Let’s draw lots. Every culture has its own method of determining who is to be held responsible in a situation such as this; for example, tossing a coin (Winding Quest “let’s toss up”), or drawing straws from a bundle. Jonah’s name was drawn implies a situation where names were written on pieces of wood.

The techniques of divination differ very widely, and therefore expressions related to such methods may be quite diverse; for example, “throw the stones,” “drop the pieces of wood,” or “scatter the feathers.” In some instances the appropriate expression would be “Let us consult the spirits” or “Let us ask the gods.”

In any event, it was believed (compare Prov 16.33) that God, or the gods, would be able to control the “luck of the draw” in such a way as to indicate who is to blame. This represents a somewhat uncommon way of saying in Hebrew “on whose account,” by using a shortened form of the relative particle. The superstitious outlook of the sailors is implied by New English Bible‘s reference to “this bad luck.”

Who is to blame may be rendered in some languages as a causative, for example, “who has caused us to be in such danger” or “who has caused us to almost die.”
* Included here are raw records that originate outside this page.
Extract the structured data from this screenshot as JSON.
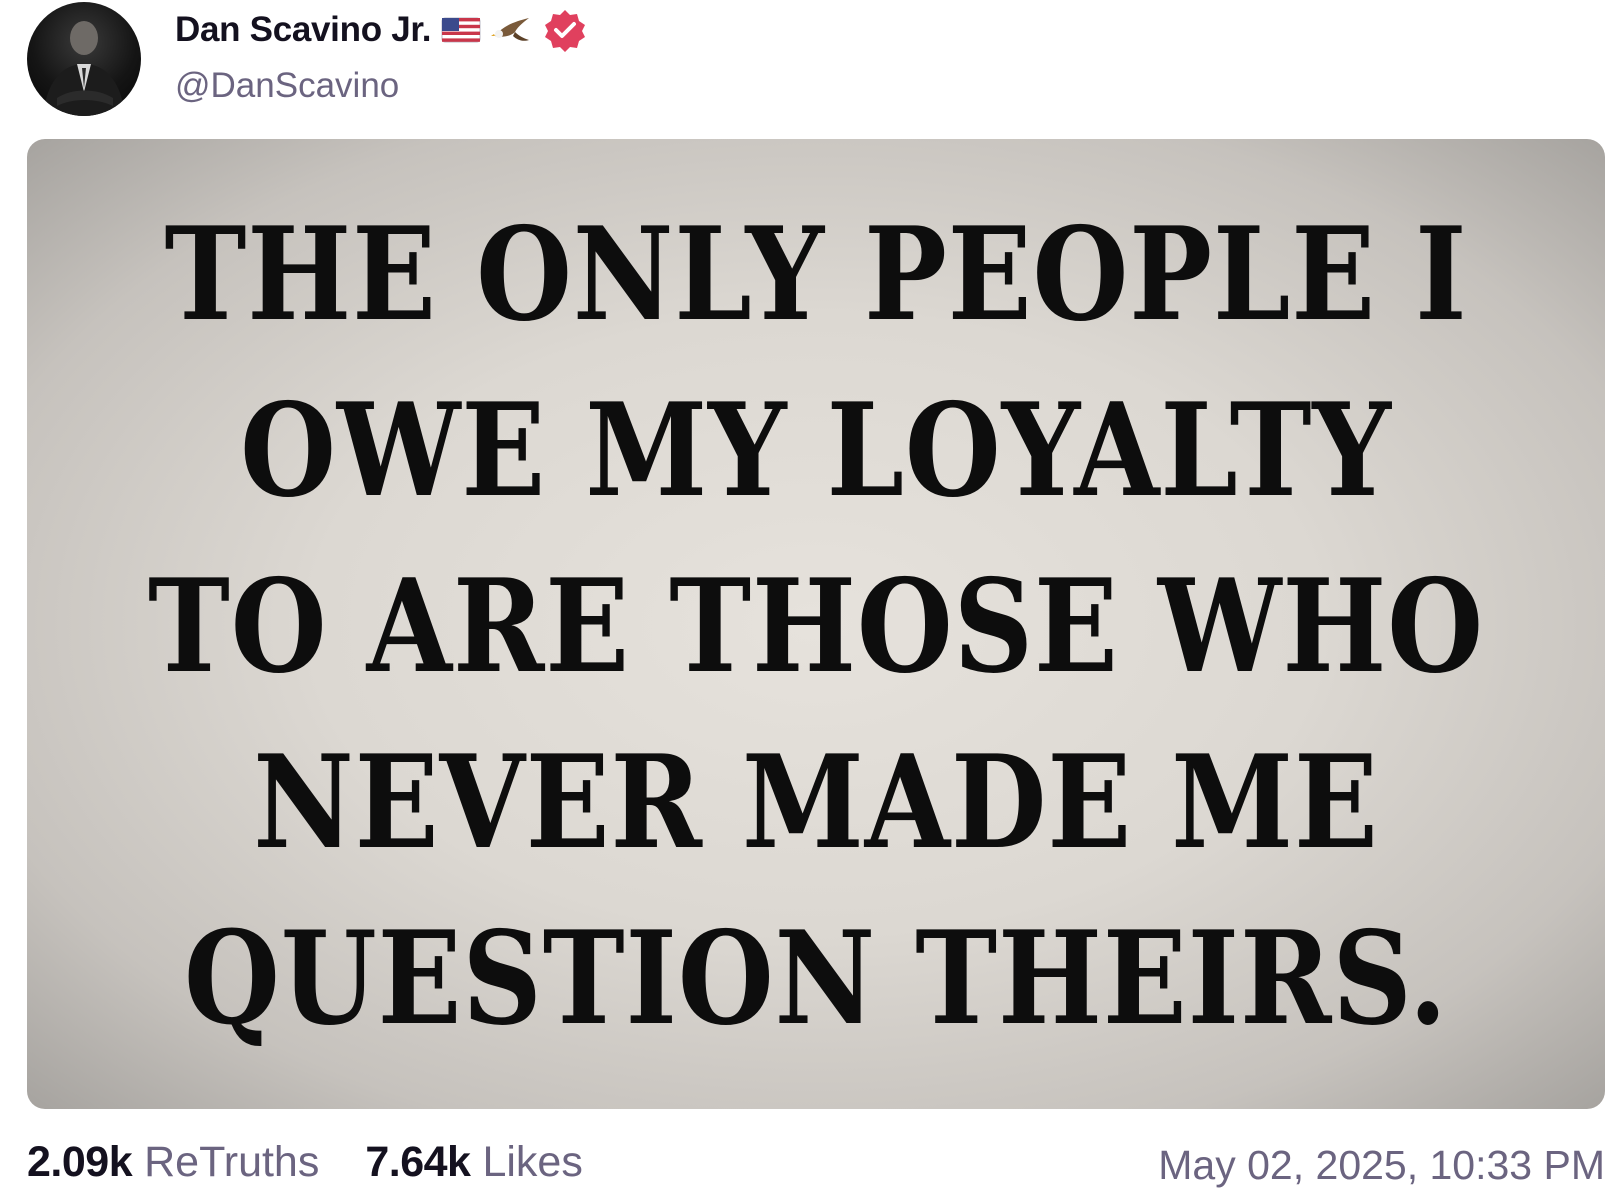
{
  "post": {
    "author": {
      "display_name": "Dan Scavino Jr.",
      "handle": "@DanScavino",
      "name_emojis": [
        "us-flag-icon",
        "eagle-icon"
      ],
      "verified": true,
      "verified_color": "#e0405e"
    },
    "media": {
      "lines": [
        "THE ONLY PEOPLE I",
        "OWE MY LOYALTY",
        "TO ARE THOSE WHO",
        "NEVER MADE ME",
        "QUESTION THEIRS."
      ]
    },
    "stats": {
      "retruths_count": "2.09k",
      "retruths_label": "ReTruths",
      "likes_count": "7.64k",
      "likes_label": "Likes"
    },
    "timestamp": "May 02, 2025, 10:33 PM"
  }
}
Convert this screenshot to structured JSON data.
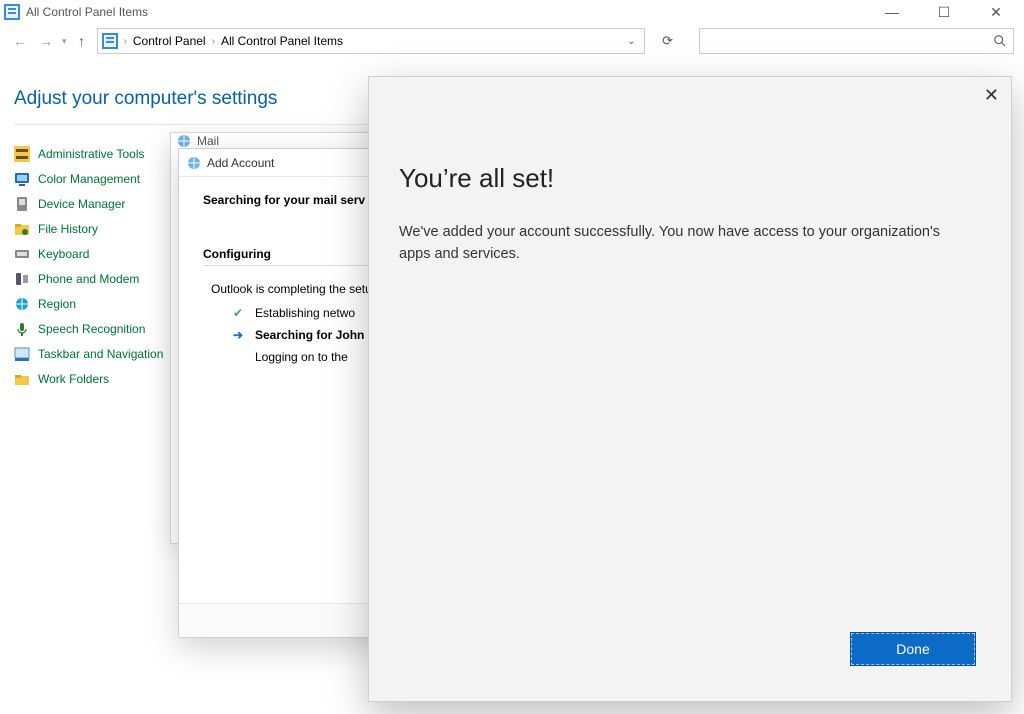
{
  "window": {
    "title": "All Control Panel Items"
  },
  "breadcrumb": {
    "root": "Control Panel",
    "current": "All Control Panel Items"
  },
  "search": {
    "placeholder": ""
  },
  "heading": "Adjust your computer's settings",
  "cp_items": [
    "Administrative Tools",
    "Color Management",
    "Device Manager",
    "File History",
    "Keyboard",
    "Phone and Modem",
    "Region",
    "Speech Recognition",
    "Taskbar and Navigation",
    "Work Folders"
  ],
  "mail": {
    "title": "Mail"
  },
  "add_account": {
    "title": "Add Account",
    "heading": "Searching for your mail serv",
    "subhead": "Configuring",
    "intro": "Outlook is completing the setu",
    "steps": {
      "done": "Establishing netwo",
      "active": "Searching for John",
      "pending": "Logging on to the"
    }
  },
  "allset": {
    "title": "You’re all set!",
    "body": "We've added your account successfully. You now have access to your organization's apps and services.",
    "done_label": "Done"
  }
}
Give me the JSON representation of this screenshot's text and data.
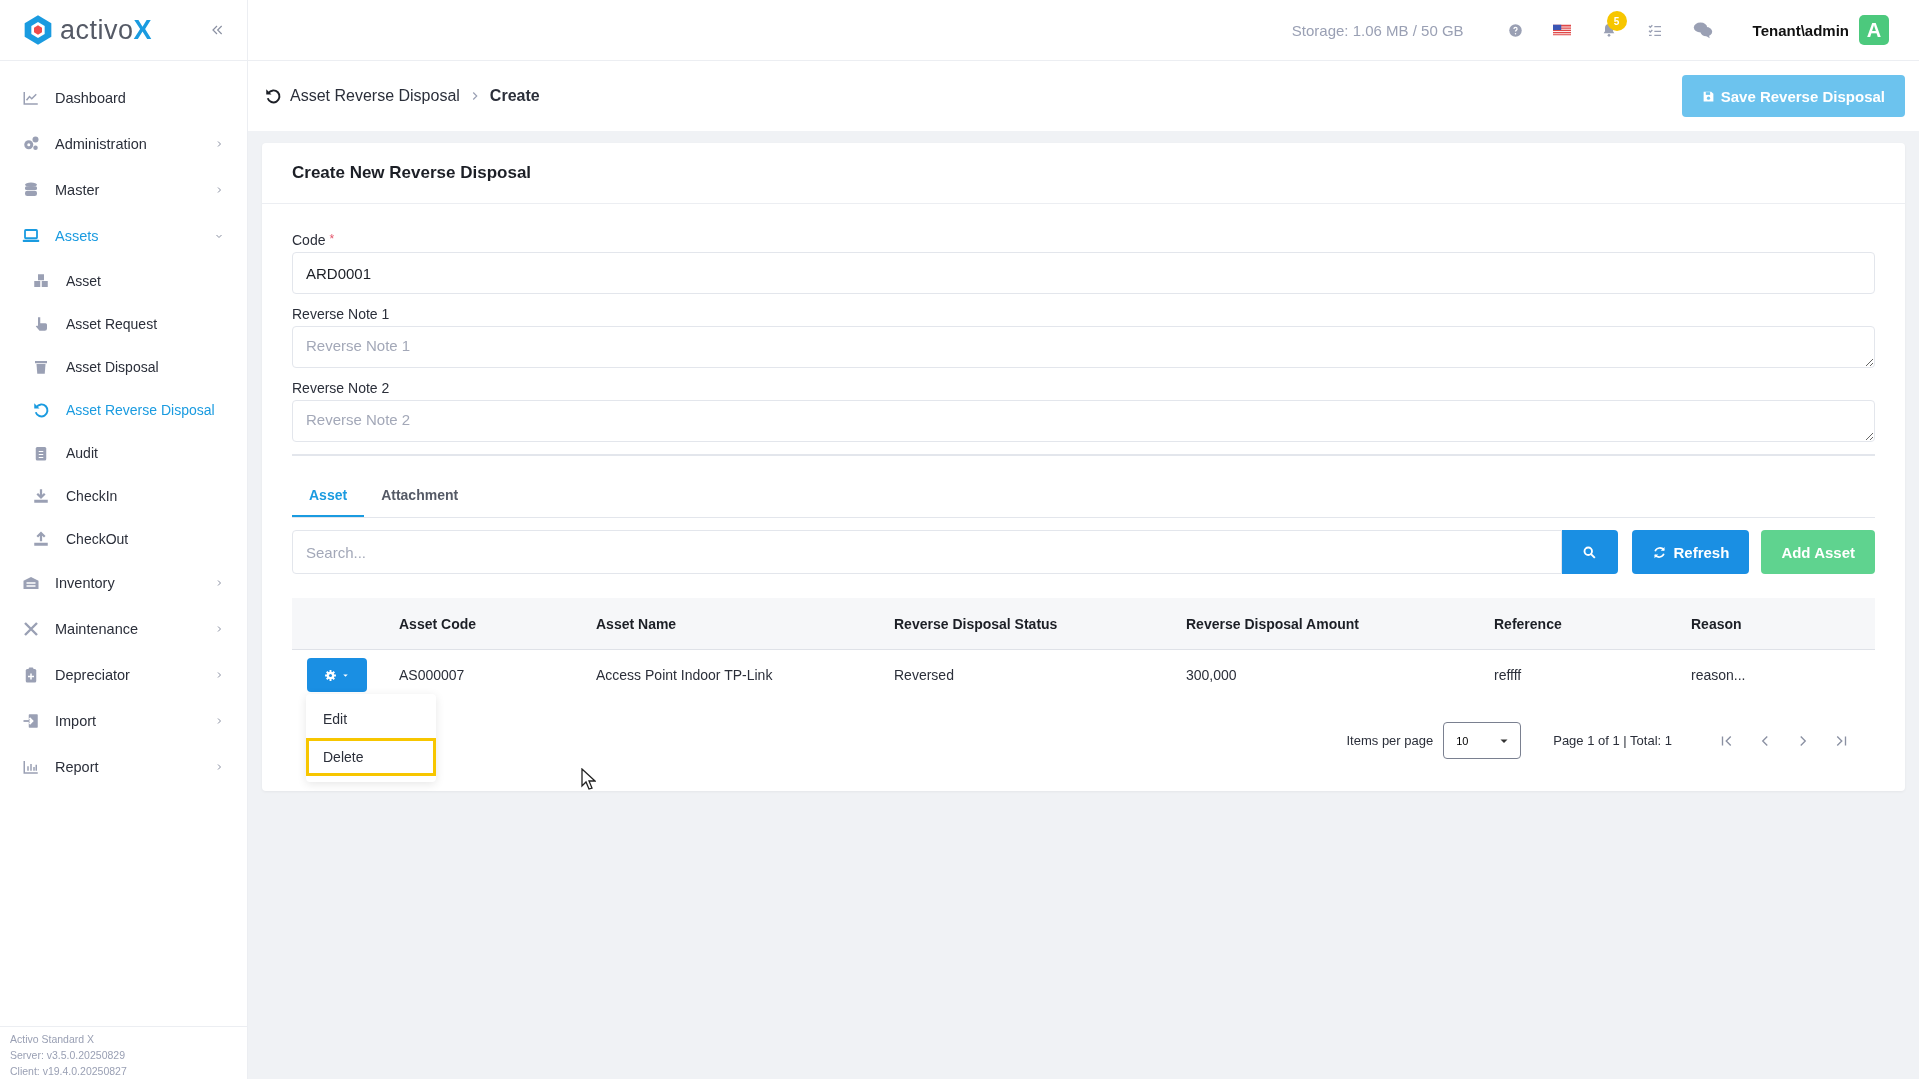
{
  "logo": {
    "text": "activo",
    "accent": "X"
  },
  "sidebar": {
    "items": [
      {
        "label": "Dashboard",
        "kind": "link",
        "selected": false
      },
      {
        "label": "Administration",
        "kind": "group",
        "expanded": false,
        "selected": false
      },
      {
        "label": "Master",
        "kind": "group",
        "expanded": false,
        "selected": false
      },
      {
        "label": "Assets",
        "kind": "group",
        "expanded": true,
        "selected": true,
        "children": [
          {
            "label": "Asset",
            "selected": false
          },
          {
            "label": "Asset Request",
            "selected": false
          },
          {
            "label": "Asset Disposal",
            "selected": false
          },
          {
            "label": "Asset Reverse Disposal",
            "selected": true
          },
          {
            "label": "Audit",
            "selected": false
          },
          {
            "label": "CheckIn",
            "selected": false
          },
          {
            "label": "CheckOut",
            "selected": false
          }
        ]
      },
      {
        "label": "Inventory",
        "kind": "group",
        "expanded": false,
        "selected": false
      },
      {
        "label": "Maintenance",
        "kind": "group",
        "expanded": false,
        "selected": false
      },
      {
        "label": "Depreciator",
        "kind": "group",
        "expanded": false,
        "selected": false
      },
      {
        "label": "Import",
        "kind": "group",
        "expanded": false,
        "selected": false
      },
      {
        "label": "Report",
        "kind": "group",
        "expanded": false,
        "selected": false
      }
    ]
  },
  "footer": [
    "Activo Standard X",
    "Server: v3.5.0.20250829",
    "Client: v19.4.0.20250827"
  ],
  "header": {
    "storage": "Storage: 1.06 MB / 50 GB",
    "notification_count": "5",
    "user": "Tenant\\admin",
    "avatar": "A"
  },
  "breadcrumb": [
    "Asset Reverse Disposal",
    "Create"
  ],
  "save_button": {
    "label": "Save Reverse Disposal",
    "disabled": true
  },
  "form": {
    "title": "Create New Reverse Disposal",
    "required_mark": "*",
    "fields": [
      {
        "label": "Code",
        "required": true,
        "kind": "input",
        "value": "ARD0001"
      },
      {
        "label": "Reverse Note 1",
        "required": false,
        "kind": "textarea",
        "placeholder": "Reverse Note 1"
      },
      {
        "label": "Reverse Note 2",
        "required": false,
        "kind": "textarea",
        "placeholder": "Reverse Note 2"
      }
    ]
  },
  "tabs": [
    {
      "label": "Asset",
      "selected": true
    },
    {
      "label": "Attachment",
      "selected": false
    }
  ],
  "search": {
    "placeholder": "Search..."
  },
  "buttons": {
    "refresh": "Refresh",
    "add": "Add Asset"
  },
  "table": {
    "columns": [
      "Asset Code",
      "Asset Name",
      "Reverse Disposal Status",
      "Reverse Disposal Amount",
      "Reference",
      "Reason"
    ],
    "rows": [
      [
        "AS000007",
        "Access Point Indoor TP-Link",
        "Reversed",
        "300,000",
        "reffff",
        "reason..."
      ]
    ]
  },
  "row_menu": {
    "items": [
      {
        "label": "Edit",
        "highlighted": false
      },
      {
        "label": "Delete",
        "highlighted": true
      }
    ]
  },
  "pagination": {
    "items_per_page_label": "Items per page",
    "page_size": "10",
    "summary": "Page 1 of 1 | Total: 1"
  }
}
The verb did in the clause They did so is a typical substitute verb; that is to say, it substitutes for a verb expression such as draw lots. In other languages, however, it may be necessary to repeat the verb; for example, “they consulted the gods.”

In place of Jonah’s name was drawn, a more typical expression may be “the stick pointed to Jonah,” or “the stone was Jonah’s” (referring to techniques of divination), or “Jonah was named,” or possibly “they learned that it was Jonah.”

Quoted with permission from Clark, David J. et al. A Handbook on the Book of Jonah. (UBS Helps for Translators). New York: UBS, 1978, 1982, 1993. For this and other handbooks for translators see here .